[Dataset entries]
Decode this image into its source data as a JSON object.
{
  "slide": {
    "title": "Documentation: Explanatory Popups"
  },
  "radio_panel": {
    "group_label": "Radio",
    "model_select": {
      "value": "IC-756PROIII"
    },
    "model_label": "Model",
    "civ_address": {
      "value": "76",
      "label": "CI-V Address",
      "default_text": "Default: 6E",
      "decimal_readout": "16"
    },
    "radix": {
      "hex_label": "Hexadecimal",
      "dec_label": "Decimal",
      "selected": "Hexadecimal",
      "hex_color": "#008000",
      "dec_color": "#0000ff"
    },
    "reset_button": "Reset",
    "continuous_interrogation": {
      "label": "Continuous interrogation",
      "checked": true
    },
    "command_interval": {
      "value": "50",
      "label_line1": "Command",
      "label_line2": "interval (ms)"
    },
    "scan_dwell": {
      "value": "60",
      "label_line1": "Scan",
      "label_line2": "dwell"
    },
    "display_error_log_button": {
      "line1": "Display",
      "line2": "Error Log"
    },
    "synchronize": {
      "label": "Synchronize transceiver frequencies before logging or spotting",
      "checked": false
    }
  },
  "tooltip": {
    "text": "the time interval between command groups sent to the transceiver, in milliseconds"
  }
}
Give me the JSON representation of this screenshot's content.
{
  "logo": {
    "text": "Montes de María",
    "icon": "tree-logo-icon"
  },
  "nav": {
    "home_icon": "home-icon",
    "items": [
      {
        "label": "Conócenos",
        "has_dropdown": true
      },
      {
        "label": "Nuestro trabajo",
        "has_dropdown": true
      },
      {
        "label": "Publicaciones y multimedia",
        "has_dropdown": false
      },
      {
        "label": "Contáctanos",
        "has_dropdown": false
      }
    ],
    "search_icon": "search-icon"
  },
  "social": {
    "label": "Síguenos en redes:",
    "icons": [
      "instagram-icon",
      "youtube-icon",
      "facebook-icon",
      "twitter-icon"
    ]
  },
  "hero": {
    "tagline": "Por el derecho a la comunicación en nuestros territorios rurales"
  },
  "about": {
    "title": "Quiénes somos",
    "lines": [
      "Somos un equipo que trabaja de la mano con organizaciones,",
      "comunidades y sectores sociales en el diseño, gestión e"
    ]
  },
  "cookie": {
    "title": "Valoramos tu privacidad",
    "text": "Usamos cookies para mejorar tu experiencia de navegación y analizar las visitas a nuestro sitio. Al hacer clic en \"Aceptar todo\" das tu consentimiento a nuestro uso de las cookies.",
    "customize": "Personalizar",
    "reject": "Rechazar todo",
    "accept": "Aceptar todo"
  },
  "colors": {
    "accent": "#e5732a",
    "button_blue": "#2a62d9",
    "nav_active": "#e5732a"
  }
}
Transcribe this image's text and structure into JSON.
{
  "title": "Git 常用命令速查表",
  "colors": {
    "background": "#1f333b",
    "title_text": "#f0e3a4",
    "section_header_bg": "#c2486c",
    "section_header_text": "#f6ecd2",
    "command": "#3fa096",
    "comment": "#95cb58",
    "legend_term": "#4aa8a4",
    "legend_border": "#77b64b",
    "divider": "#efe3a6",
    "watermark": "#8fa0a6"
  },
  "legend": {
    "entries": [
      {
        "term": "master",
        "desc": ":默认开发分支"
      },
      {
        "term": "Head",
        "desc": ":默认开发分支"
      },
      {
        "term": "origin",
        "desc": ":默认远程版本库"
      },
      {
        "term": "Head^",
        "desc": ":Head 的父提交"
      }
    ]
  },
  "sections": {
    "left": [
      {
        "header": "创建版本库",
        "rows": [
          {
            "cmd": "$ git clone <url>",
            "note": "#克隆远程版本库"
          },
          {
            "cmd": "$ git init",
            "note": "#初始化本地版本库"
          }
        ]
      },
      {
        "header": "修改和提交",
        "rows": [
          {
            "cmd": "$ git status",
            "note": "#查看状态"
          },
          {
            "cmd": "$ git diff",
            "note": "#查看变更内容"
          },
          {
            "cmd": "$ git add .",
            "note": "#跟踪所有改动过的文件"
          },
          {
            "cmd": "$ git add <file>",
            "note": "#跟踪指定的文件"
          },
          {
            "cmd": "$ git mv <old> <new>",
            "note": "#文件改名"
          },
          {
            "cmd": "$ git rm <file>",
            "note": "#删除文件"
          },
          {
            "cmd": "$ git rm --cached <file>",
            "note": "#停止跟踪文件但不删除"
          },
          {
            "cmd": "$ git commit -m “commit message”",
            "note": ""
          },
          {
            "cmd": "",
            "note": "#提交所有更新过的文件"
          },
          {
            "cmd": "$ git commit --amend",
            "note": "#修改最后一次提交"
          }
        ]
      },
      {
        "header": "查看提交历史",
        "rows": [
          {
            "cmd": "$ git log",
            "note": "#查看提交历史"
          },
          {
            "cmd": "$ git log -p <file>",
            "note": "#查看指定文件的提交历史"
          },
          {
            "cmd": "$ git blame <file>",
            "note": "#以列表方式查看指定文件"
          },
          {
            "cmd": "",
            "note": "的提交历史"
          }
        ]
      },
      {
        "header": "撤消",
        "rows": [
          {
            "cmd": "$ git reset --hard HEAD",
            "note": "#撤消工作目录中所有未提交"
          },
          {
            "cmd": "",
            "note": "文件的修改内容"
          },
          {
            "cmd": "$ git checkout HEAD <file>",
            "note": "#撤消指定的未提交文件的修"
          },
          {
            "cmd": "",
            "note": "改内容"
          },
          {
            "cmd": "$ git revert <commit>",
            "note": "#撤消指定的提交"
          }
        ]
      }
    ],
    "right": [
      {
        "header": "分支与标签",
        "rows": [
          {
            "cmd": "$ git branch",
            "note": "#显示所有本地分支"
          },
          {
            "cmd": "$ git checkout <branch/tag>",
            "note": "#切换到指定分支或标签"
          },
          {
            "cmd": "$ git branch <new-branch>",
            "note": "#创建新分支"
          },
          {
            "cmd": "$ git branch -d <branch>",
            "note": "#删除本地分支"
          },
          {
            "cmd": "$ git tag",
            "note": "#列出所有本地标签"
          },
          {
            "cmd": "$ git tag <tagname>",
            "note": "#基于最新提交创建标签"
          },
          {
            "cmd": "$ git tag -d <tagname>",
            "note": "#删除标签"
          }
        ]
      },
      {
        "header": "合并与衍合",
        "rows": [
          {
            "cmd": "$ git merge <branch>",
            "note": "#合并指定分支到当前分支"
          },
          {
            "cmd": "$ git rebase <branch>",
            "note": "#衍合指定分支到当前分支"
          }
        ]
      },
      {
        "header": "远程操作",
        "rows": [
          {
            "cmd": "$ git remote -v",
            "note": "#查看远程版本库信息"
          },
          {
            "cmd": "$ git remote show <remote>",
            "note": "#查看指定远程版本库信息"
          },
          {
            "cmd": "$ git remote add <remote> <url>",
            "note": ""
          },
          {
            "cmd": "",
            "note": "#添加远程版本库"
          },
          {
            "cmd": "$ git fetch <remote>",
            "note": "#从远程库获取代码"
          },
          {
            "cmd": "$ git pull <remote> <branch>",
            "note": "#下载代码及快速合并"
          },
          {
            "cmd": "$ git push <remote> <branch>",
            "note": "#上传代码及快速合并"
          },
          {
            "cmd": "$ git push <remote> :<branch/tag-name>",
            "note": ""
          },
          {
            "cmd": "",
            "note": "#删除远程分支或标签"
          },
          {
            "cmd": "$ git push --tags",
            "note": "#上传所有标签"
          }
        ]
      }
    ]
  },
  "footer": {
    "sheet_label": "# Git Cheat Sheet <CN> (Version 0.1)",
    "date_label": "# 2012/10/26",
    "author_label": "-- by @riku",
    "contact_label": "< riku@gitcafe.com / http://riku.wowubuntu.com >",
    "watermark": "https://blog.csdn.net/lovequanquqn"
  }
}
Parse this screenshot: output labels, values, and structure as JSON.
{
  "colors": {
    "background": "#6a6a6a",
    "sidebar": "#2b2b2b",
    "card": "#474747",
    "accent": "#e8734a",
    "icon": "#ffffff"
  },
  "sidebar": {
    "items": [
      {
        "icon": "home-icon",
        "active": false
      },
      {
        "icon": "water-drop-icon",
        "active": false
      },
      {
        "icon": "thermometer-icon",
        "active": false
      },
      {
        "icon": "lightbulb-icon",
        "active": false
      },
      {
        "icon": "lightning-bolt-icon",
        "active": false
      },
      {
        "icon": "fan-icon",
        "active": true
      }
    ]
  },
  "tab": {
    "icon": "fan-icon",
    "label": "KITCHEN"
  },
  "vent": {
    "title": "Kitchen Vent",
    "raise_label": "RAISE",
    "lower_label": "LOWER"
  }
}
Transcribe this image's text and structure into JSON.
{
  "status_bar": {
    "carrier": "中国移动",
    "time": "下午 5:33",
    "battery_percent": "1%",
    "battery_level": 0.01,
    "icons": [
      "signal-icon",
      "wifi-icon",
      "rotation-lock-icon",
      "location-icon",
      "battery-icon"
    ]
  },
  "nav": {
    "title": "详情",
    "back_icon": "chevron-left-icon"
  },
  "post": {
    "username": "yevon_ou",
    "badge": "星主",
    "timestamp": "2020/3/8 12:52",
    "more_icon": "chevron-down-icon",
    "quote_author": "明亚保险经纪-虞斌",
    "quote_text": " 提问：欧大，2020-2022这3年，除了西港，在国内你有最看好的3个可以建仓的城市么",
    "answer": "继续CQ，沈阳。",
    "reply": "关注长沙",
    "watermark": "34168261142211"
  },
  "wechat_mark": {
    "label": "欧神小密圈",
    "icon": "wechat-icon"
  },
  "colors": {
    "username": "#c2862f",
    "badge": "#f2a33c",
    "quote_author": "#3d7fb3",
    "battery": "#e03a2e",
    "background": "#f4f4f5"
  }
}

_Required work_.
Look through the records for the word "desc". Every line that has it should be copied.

_Response to this task_.
        "desc": ":默认开发分支"
        "desc": ":默认开发分支"
        "desc": ":默认远程版本库"
        "desc": ":Head 的父提交"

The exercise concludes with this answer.